Think about an international sporting organisation that is currently in turmoil and in the media. What are the governance issues that they are grappling with?

Professor Simon Chadwick recently wrote: “Many sports have been grappling with governance issues for several years, in some cases even decades. Several sports have unconvincingly tried to address such issues, (and) there remains a governance vacuum across world sport.”

Perhaps one of the most challenging aspects of governance in club and community sport is converting passion and dedication of volunteers into focused governance.

The Sport England Club Matters website suggests that:

“Good governance is about having the right structure, people, policies and procedures in place at your club”.

The Australian Sports Commission go on to argue that this requires leadership, integrity and good judgment.

So what are the main characteristics of good governance that you can apply to your sporting context?

Well, good governance is accountable

The fundamental requirement of good governance is accountability.
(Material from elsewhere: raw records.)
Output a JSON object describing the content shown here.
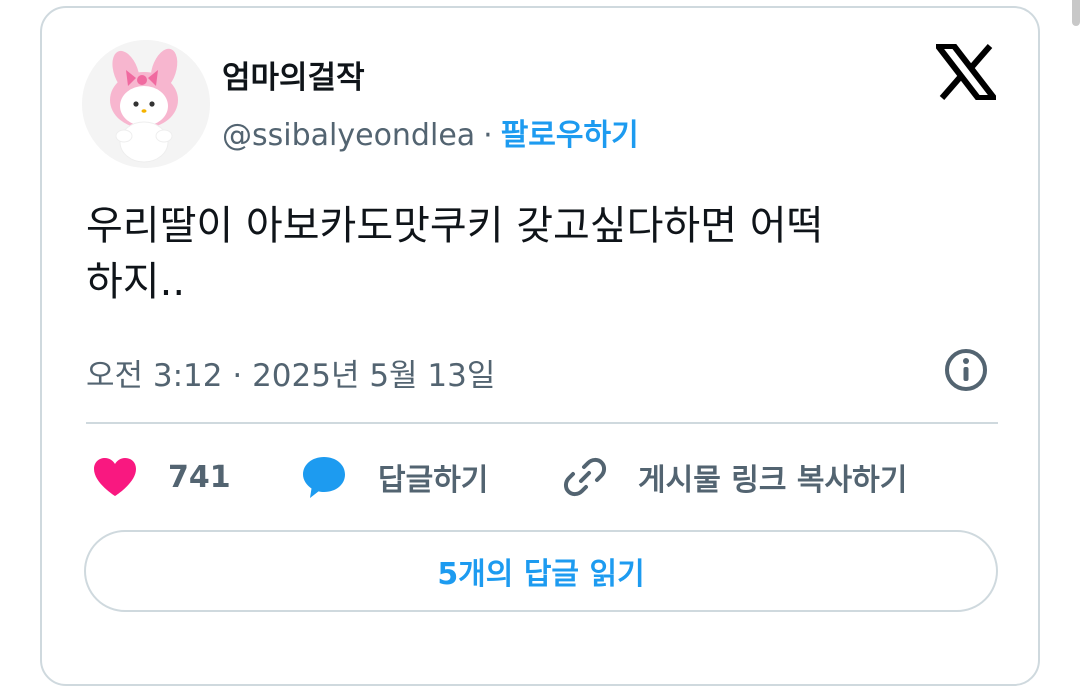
{
  "author": {
    "display_name": "엄마의걸작",
    "handle": "@ssibalyeondlea",
    "separator": "·",
    "follow_label": "팔로우하기",
    "avatar_icon": "pink-rabbit-plush-avatar"
  },
  "brand": {
    "logo_icon": "x-logo-icon"
  },
  "tweet": {
    "text": "우리딸이 아보카도맛쿠키 갖고싶다하면 어떡\n하지..",
    "timestamp": "오전 3:12 · 2025년 5월 13일"
  },
  "actions": {
    "like_count": "741",
    "reply_label": "답글하기",
    "copy_link_label": "게시물 링크 복사하기"
  },
  "read_replies_label": "5개의 답글 읽기",
  "colors": {
    "accent": "#1d9bf0",
    "heart": "#f91880",
    "text": "#0f1419",
    "muted": "#536471",
    "border": "#cfd9de"
  }
}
As such, there is an obligation to report, explain and be responsible for the consequences of any decisions made.

Good governance is transparent

People should be able to follow and understand the decision-making process. This means that they will be able to clearly see how and why a decision was made – what information, advice and consultation was considered, and which legislative requirements (when relevant) were followed.

Good governance is ethical

All decisions made must be consistent with relevant legislation, regulations and other formal frameworks; but they must also respect the commonly held values of the stakeholders and community at large.

Ethical behaviour puts the needs of the organisation ahead of individual interests.

Good governance is responsive

An organisation should always try to serve the needs of stakeholders while balancing competing interests in a timely, appropriate and responsive manner.

Good governance is equitable and inclusive

An organisation’s wellbeing results from all of its stakeholders feeling their interests have been considered in the decision-making process.

Good governance is effective and efficient

An organisation should implement decisions and follow processes that make the best use of the available people, resources and time to ensure the best possible results.

And, good governance is participatory and diverse

The very nature of sport is that it is for everyone. Diversity, inclusiveness, and the ability to appeal to and represent all of society needs to be understood and demonstrated by Directors.

Anyone affected by or interested in a decision should have the opportunity to participate in the process for making that decision.

A culture of respect, tolerance, inclusiveness, and integrity is a function of the organisation’s leaders. By embracing differences and similarities, the Board can ensure its composition and membership reflect the wider society.

Take now an organisation you are familiar with, and consider them in the light of these seven dimensions.

How accountable are they? How transparent?

For each one judge whether your organisation hits or misses – give them a score out of 10.

And be prepared to justify that score. Why are they a hit or a miss?

And finally propose how might they improve, and how this might benefit the communities they represent.